Territorial disputes are an inevitable aspect of political geography. One of the most contentious regions in the world is the South China Sea. We've been researching a blog for this on and off for a few months, but recently we found a succuint videographic by The Economist that actually makes it understandable. The islands and atolls may seem insignificant at first blush - but not when you consider that they are located amidst potentially rich oil and gas sea reserves, in one of the business sea-trade routes in the world.
Remind me to be very, very careful on my next (well, ...first) visit to China. As you know, Lizard Point is in the business of using maps to help people learn more about the world they live in, and in China - that can prove to be a risky proposition.

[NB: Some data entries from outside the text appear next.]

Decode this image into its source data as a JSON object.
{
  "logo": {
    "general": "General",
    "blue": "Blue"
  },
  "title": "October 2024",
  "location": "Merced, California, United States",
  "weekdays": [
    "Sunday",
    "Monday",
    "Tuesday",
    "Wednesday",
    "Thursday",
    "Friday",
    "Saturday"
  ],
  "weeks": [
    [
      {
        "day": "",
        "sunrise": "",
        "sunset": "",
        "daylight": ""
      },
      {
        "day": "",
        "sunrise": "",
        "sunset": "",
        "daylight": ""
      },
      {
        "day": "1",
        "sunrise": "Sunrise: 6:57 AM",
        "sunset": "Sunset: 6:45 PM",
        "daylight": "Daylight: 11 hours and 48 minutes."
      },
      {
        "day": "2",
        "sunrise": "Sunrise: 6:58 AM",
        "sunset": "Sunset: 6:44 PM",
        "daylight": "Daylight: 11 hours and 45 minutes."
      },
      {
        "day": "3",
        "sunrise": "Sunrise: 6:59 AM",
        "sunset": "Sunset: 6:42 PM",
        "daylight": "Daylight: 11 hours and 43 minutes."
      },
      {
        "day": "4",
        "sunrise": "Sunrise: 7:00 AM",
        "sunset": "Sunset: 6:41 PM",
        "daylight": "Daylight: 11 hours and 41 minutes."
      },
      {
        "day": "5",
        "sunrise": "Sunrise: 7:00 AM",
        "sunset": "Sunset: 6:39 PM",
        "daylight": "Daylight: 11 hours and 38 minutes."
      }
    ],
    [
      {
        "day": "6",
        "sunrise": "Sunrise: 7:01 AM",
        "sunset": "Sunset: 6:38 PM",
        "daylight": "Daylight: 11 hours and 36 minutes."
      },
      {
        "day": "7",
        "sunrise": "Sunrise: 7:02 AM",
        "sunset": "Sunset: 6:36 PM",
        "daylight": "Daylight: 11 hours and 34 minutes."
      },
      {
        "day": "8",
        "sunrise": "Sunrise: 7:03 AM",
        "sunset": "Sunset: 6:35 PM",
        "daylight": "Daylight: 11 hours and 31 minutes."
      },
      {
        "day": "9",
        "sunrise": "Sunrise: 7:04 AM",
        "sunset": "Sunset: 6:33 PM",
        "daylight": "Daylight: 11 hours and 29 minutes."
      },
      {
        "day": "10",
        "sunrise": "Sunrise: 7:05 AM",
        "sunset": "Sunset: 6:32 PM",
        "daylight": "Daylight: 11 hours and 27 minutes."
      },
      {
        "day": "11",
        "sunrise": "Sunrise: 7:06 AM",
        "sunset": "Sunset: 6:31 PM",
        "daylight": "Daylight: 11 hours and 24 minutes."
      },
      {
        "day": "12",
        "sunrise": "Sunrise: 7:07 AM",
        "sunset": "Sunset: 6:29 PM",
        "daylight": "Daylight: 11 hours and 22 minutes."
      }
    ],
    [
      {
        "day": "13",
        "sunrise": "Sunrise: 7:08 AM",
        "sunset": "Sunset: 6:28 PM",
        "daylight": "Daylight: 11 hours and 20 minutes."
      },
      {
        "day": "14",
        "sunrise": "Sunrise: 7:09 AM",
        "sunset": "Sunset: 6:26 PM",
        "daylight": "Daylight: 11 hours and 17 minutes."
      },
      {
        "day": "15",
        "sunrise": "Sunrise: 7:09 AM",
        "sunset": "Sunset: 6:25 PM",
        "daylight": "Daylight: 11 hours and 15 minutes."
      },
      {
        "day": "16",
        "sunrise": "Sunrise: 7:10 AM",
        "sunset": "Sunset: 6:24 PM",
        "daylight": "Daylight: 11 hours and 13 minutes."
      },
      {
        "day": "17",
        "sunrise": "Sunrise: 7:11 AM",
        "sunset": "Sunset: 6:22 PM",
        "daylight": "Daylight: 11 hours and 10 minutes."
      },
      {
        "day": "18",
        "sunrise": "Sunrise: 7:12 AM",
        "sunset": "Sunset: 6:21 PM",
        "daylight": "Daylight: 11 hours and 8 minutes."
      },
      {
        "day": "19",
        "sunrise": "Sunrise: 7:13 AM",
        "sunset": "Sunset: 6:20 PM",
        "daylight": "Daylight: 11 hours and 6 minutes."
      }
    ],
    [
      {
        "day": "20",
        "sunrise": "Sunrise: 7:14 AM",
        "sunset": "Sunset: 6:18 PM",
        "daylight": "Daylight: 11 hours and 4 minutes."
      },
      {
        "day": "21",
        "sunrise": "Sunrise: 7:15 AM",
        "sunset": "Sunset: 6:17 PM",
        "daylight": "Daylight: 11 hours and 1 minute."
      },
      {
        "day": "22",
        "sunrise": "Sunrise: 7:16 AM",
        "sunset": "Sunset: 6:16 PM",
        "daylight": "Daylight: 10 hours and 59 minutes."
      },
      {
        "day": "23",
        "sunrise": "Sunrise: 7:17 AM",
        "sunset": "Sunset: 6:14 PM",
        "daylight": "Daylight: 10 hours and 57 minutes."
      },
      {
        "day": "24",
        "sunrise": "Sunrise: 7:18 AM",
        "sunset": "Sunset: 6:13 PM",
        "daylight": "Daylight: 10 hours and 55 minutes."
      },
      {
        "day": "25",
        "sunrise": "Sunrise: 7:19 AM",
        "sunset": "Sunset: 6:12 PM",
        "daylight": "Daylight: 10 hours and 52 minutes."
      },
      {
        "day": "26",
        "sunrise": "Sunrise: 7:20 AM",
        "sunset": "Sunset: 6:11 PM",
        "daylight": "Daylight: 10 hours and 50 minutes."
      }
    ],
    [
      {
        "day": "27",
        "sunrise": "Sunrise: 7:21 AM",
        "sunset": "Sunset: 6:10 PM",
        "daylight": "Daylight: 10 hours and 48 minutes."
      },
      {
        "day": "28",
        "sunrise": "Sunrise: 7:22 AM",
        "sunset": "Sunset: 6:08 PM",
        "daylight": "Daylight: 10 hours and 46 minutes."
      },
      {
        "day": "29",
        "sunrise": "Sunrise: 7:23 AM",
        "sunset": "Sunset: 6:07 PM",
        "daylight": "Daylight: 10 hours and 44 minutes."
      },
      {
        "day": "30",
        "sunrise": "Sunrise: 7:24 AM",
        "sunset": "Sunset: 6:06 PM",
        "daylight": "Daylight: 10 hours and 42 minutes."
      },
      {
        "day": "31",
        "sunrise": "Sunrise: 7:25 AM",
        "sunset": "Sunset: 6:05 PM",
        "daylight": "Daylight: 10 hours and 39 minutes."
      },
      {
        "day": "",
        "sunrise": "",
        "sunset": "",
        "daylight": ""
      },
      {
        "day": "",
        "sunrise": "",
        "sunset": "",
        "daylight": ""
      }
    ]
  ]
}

According to this article on ozy.com, China has a law against any illegal map that “endangers the country’s sovereignty, safety and interests”. And if your map doesn't comply with the country's rules - you can be in for a fine of up to 200,000 yuan (about $30,000 USD). The rules include naming the South China Sea properly and marking Taiwan, Hong Kong and Macau in the same colour as mainland China.
Er, excuse me while I go double check our quizzes.

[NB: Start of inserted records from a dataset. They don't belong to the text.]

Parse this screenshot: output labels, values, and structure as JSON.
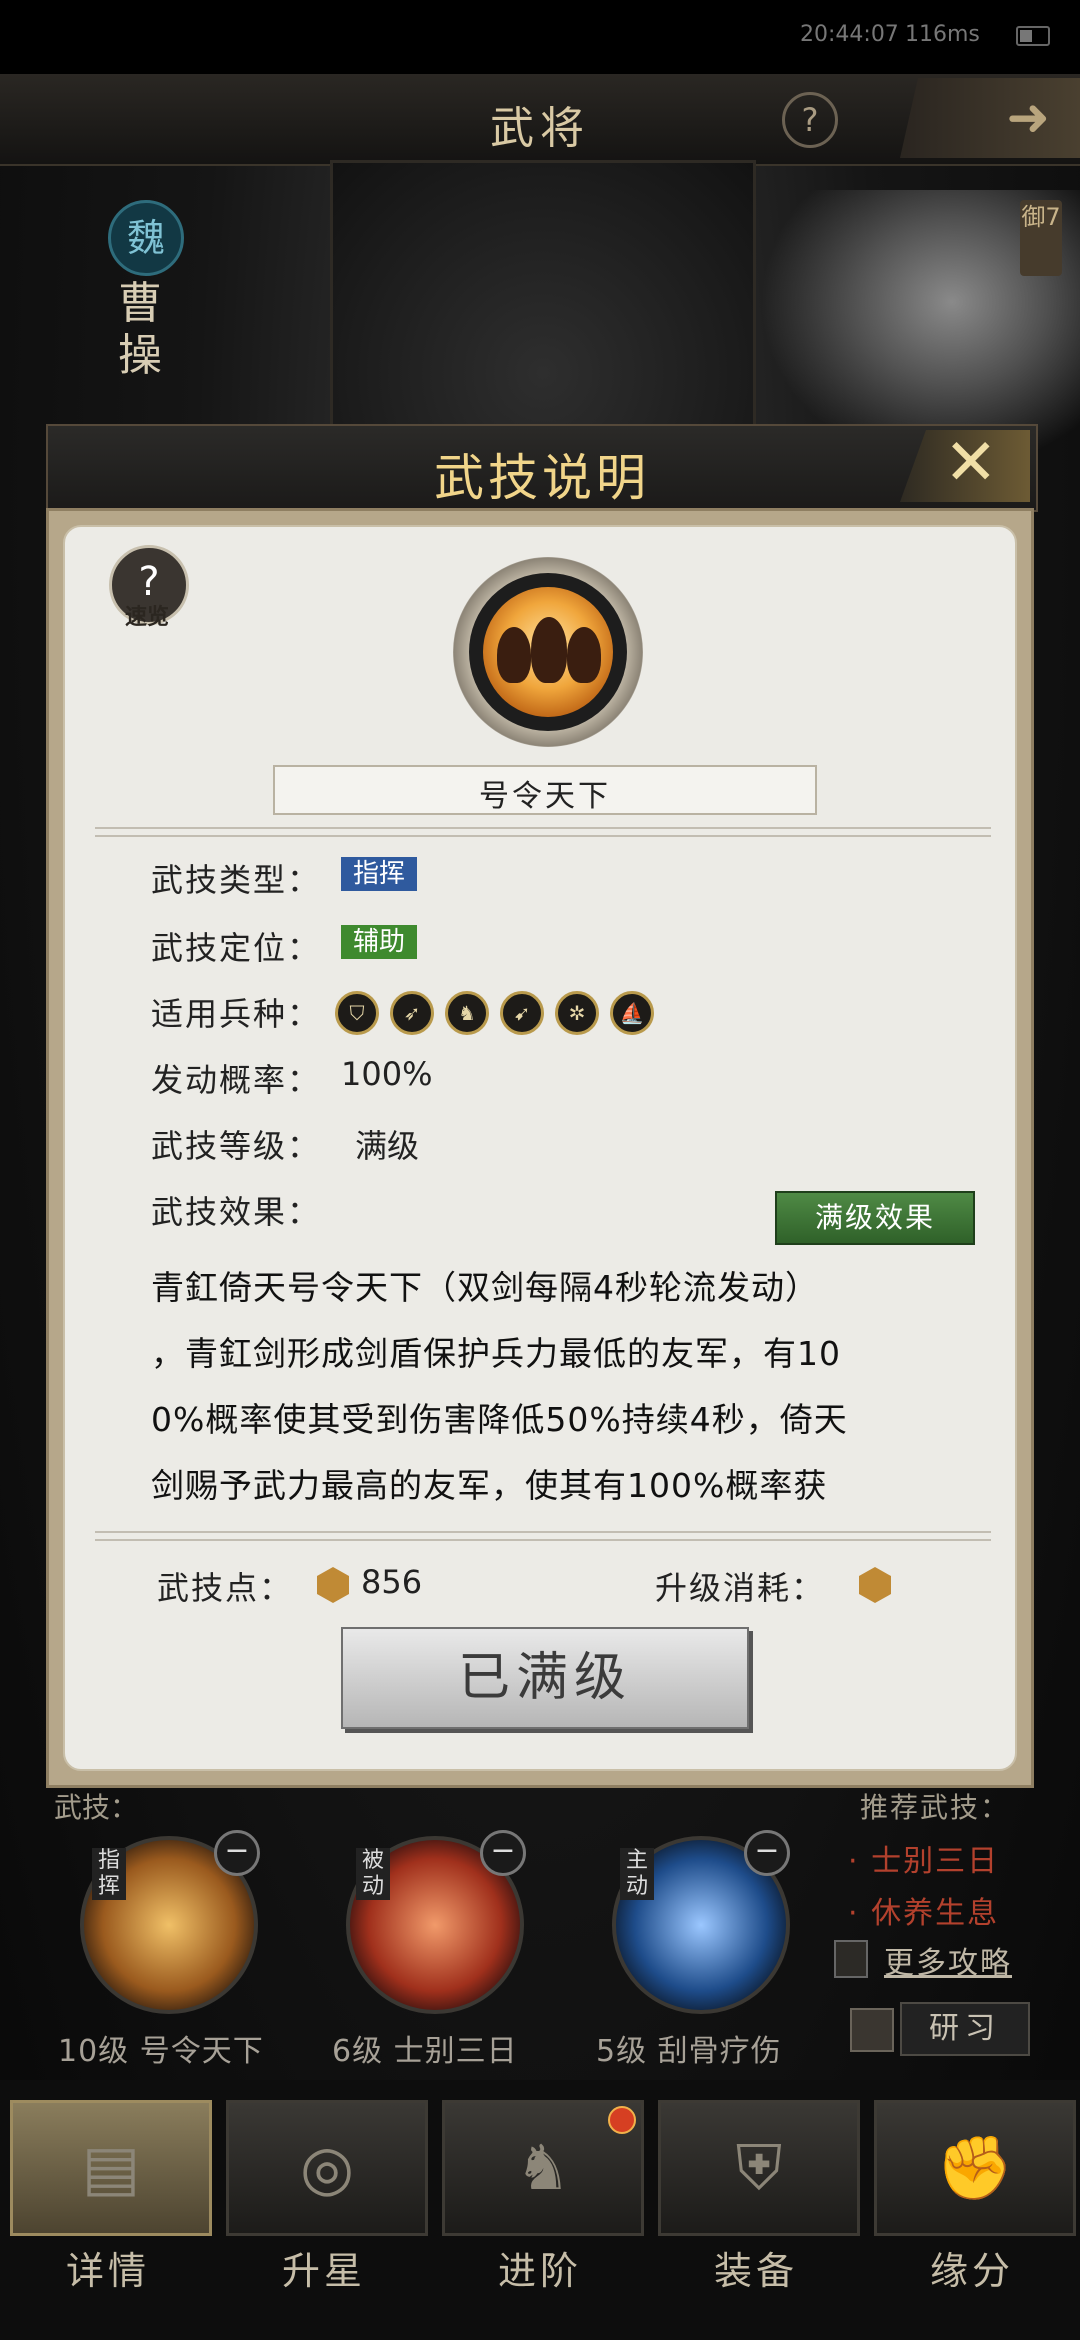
{
  "status": {
    "time": "20:44:07",
    "ping": "116ms"
  },
  "header": {
    "title": "武将",
    "help": "?",
    "back_arrow": "➜"
  },
  "general": {
    "faction": "魏",
    "name": "曹操",
    "defense": "御7"
  },
  "modal": {
    "title": "武技说明",
    "close": "✕",
    "tips_label": "速览",
    "skill_name": "号令天下",
    "rows": {
      "type_label": "武技类型：",
      "type_value": "指挥",
      "role_label": "武技定位：",
      "role_value": "辅助",
      "troops_label": "适用兵种：",
      "rate_label": "发动概率：",
      "rate_value": "100%",
      "level_label": "武技等级：",
      "level_value": "满级",
      "effect_label": "武技效果："
    },
    "troop_icons": [
      "shield-icon",
      "spear-icon",
      "horse-icon",
      "bow-icon",
      "wheel-icon",
      "boat-icon"
    ],
    "max_effect_button": "满级效果",
    "effect_lines": [
      "青釭倚天号令天下（双剑每隔4秒轮流发动）",
      "，青釭剑形成剑盾保护兵力最低的友军，有10",
      "0%概率使其受到伤害降低50%持续4秒，倚天",
      "剑赐予武力最高的友军，使其有100%概率获"
    ],
    "points_label": "武技点：",
    "points_value": "856",
    "cost_label": "升级消耗：",
    "max_level_button": "已满级",
    "colors": {
      "type_tag": "#2f5a9e",
      "role_tag": "#3e8a2e",
      "title": "#f1d58a"
    }
  },
  "lower": {
    "skills_label": "武技：",
    "recommend_label": "推荐武技：",
    "slots": [
      {
        "type": "指挥",
        "label": "10级 号令天下"
      },
      {
        "type": "被动",
        "label": "6级 士别三日"
      },
      {
        "type": "主动",
        "label": "5级 刮骨疗伤"
      }
    ],
    "recommended": [
      "· 士别三日",
      "· 休养生息"
    ],
    "more_guides": "更多攻略",
    "research": "研习"
  },
  "nav": [
    "详情",
    "升星",
    "进阶",
    "装备",
    "缘分"
  ]
}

We've just launched a new 30-question quiz on Asia bodies of water. Seeing as the South China Sea dispute has been in the news so much lately, it is good to know where it is, if you don't already know. That will get you one point - can you get the other 29?
We recently created two new flag/map quizzes to help test your combined flag and country location knowledge. They were initially available to our supporters first, but they are now available to everyone!
Give them a try!
You see flags everywhere, flying from porches, over buildings, on boats and even on team jerseys. Do you ever stop and wonder what goes into a good flag design? Or what constitutes a really bad design? Here's a fun TED talk that covers all this off for you. If you don't have time to listen to it all, here are the top 5 flag design principles:
- Keep it Simple
- Use Meaningful Symbolism
- Use Two to Three Basic Colours
- No Lettering or Seals
- Be Distinctive or Be Related
But watch the video (especially the part about the bad designs).
Bonus sections: Design your own flag here >>
The folks at Google are piloting an interesting immersive geography program that might interest some of our readers.
The gist of the program is a to take students on a kind of virtual expedition where they can experience more than 100 interesting journeys. These simulated journeys could include a visit to the South Pole, coral reefs or ancient American ruins. With the Expedition Kit, students will be able to look up and down, and spin to get a 360-degree view of a location, as if they were visiting in person.
Expeditions teams will visit selected schools around the world, including the United States, Australia, New Zealand, the United Kingdom, Brazil, Canada, Singapore and Denmark. Each team will bring a complete Expeditions kit with everything the teachers need to take their students on journeys anywhere. The team will show teachers how Expeditions works and help set it up before class.
There is no charge or cost involved in the program. You just need 6 interested teachers.